What is being asked: Within the listing below, locate all lines containing the word "image". Copy each one.
━━━━━━━━━━━━━━━━━━━━━━━━━━━━━━
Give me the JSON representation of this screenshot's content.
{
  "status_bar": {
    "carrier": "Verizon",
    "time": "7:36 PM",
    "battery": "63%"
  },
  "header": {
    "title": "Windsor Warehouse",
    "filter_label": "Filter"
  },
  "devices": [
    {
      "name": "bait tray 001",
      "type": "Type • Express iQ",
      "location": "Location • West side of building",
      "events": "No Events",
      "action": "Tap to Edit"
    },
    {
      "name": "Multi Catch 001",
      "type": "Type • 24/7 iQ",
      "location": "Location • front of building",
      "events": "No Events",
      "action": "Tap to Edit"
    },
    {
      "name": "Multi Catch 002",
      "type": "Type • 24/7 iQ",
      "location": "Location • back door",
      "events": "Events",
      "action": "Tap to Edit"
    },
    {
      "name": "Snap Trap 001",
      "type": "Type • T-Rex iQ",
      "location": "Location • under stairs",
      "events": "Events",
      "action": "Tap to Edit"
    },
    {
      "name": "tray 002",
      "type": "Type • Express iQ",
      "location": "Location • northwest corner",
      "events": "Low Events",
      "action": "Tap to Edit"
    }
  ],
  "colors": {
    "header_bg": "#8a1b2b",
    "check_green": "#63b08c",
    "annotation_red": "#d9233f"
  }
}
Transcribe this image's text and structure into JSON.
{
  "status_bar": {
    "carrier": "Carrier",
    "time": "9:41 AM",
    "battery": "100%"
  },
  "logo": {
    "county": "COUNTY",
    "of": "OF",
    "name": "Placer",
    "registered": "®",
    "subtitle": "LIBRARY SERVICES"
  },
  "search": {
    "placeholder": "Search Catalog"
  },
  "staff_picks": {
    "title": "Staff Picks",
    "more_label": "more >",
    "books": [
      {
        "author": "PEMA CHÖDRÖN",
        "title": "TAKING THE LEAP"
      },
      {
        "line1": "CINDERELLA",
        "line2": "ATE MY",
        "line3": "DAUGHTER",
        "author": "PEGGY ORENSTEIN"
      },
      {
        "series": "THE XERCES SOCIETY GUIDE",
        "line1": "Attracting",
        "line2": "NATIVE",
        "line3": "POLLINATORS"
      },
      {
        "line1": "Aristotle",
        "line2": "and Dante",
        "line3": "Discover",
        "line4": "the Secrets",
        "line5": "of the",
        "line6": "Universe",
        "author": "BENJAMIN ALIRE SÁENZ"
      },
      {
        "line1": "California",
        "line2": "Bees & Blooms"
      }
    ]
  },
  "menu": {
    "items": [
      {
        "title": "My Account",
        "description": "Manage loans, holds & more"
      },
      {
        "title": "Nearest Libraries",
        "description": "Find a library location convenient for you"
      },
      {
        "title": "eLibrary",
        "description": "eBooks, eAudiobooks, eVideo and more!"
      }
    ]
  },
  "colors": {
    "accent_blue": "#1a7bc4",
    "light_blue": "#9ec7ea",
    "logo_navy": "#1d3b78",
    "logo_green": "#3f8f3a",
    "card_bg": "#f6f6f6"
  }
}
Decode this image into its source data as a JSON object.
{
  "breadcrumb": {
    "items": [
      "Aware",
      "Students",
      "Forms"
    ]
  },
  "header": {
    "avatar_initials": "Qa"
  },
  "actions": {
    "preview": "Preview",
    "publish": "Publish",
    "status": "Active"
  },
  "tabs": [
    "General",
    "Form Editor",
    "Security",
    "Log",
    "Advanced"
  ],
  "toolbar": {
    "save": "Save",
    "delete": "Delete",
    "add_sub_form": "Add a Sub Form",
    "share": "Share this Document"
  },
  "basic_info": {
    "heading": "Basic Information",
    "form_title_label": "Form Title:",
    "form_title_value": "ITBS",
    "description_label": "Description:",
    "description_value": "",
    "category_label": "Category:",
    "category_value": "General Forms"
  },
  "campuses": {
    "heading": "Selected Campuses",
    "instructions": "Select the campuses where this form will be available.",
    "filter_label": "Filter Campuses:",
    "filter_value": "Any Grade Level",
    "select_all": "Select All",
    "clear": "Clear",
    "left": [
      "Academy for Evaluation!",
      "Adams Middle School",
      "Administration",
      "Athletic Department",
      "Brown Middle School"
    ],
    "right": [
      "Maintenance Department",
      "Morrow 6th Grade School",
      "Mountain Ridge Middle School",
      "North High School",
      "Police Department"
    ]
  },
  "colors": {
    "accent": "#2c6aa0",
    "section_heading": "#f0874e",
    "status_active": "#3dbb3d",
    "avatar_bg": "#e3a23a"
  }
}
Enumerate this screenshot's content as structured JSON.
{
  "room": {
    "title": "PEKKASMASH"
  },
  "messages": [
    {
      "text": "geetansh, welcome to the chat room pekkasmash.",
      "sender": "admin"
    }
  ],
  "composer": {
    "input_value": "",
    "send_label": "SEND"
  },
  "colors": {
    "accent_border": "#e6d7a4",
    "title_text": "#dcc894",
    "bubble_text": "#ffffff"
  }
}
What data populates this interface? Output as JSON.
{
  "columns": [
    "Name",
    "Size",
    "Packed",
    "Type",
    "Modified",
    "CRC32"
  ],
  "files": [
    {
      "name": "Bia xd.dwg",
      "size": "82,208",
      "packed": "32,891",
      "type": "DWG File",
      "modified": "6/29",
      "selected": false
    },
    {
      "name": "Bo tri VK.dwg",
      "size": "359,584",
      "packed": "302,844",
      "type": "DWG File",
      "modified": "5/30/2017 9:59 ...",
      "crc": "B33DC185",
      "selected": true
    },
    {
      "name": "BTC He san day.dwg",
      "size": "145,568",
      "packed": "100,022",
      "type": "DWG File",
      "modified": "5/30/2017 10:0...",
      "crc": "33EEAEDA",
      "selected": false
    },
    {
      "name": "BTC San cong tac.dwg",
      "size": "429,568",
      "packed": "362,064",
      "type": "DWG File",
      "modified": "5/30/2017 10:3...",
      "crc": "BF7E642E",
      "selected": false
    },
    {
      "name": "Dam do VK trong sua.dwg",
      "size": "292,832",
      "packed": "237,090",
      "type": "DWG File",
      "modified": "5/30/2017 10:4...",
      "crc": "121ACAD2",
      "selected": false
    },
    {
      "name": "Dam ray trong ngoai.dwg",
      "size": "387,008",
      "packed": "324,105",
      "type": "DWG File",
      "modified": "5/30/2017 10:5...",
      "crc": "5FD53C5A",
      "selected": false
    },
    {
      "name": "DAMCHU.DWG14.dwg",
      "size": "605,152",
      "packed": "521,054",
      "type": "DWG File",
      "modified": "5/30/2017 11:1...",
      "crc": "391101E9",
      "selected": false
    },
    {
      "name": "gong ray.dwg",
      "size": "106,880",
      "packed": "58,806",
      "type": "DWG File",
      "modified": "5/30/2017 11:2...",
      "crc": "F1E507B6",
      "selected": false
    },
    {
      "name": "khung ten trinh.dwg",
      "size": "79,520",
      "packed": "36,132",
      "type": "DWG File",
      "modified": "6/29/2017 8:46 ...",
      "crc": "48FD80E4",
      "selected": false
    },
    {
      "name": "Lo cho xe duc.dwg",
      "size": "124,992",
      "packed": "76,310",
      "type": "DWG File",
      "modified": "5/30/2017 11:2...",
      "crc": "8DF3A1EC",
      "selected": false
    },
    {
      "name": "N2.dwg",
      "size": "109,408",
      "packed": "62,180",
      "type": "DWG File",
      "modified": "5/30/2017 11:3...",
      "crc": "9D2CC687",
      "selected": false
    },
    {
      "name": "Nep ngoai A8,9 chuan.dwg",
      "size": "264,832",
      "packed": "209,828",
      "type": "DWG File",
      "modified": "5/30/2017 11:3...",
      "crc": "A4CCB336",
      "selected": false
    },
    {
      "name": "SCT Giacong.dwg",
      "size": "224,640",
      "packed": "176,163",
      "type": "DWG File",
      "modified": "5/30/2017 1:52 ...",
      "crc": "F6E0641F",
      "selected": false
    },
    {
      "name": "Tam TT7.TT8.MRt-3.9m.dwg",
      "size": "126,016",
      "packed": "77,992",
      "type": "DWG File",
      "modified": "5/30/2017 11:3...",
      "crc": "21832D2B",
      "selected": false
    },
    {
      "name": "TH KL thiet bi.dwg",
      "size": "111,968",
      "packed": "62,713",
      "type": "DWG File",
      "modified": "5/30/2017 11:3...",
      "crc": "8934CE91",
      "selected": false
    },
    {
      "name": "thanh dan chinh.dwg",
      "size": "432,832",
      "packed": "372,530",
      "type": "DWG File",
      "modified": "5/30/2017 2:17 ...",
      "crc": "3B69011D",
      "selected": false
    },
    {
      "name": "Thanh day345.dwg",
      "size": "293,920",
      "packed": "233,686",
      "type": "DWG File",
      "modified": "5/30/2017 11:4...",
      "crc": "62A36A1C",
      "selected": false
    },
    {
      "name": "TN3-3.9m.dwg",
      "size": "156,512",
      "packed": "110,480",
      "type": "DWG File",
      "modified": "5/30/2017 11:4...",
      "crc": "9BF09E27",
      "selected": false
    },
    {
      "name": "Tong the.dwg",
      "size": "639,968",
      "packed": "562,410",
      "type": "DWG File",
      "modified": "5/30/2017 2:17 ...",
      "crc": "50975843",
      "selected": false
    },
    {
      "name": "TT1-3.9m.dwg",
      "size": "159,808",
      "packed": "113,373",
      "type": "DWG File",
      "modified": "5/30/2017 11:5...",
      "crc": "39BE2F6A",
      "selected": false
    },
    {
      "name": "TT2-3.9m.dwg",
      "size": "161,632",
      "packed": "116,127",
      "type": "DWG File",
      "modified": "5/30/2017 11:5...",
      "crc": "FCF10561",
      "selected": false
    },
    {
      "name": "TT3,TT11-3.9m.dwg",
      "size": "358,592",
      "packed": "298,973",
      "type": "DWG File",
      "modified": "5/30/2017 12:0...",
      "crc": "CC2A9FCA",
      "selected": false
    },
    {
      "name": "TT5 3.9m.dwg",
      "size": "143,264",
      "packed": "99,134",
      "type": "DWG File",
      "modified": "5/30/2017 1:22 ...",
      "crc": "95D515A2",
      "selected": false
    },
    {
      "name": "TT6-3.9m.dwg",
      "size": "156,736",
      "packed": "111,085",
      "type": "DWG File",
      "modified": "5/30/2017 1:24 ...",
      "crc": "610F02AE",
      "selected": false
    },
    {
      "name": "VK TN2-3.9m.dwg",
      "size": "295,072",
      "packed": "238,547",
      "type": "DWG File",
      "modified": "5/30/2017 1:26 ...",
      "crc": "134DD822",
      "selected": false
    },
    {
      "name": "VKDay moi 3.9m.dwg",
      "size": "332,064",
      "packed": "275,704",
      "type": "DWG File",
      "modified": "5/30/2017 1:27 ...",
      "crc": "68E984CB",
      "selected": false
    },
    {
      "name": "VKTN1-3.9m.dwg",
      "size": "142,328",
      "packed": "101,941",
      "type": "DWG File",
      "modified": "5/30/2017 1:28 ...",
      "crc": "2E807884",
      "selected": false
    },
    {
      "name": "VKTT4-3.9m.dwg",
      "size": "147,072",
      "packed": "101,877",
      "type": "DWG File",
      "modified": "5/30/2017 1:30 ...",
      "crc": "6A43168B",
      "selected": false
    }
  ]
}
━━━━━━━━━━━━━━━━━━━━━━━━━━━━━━
Final answer:
Transcribe this image's text and structure into JSON.
Decode this image into its source data as a JSON object.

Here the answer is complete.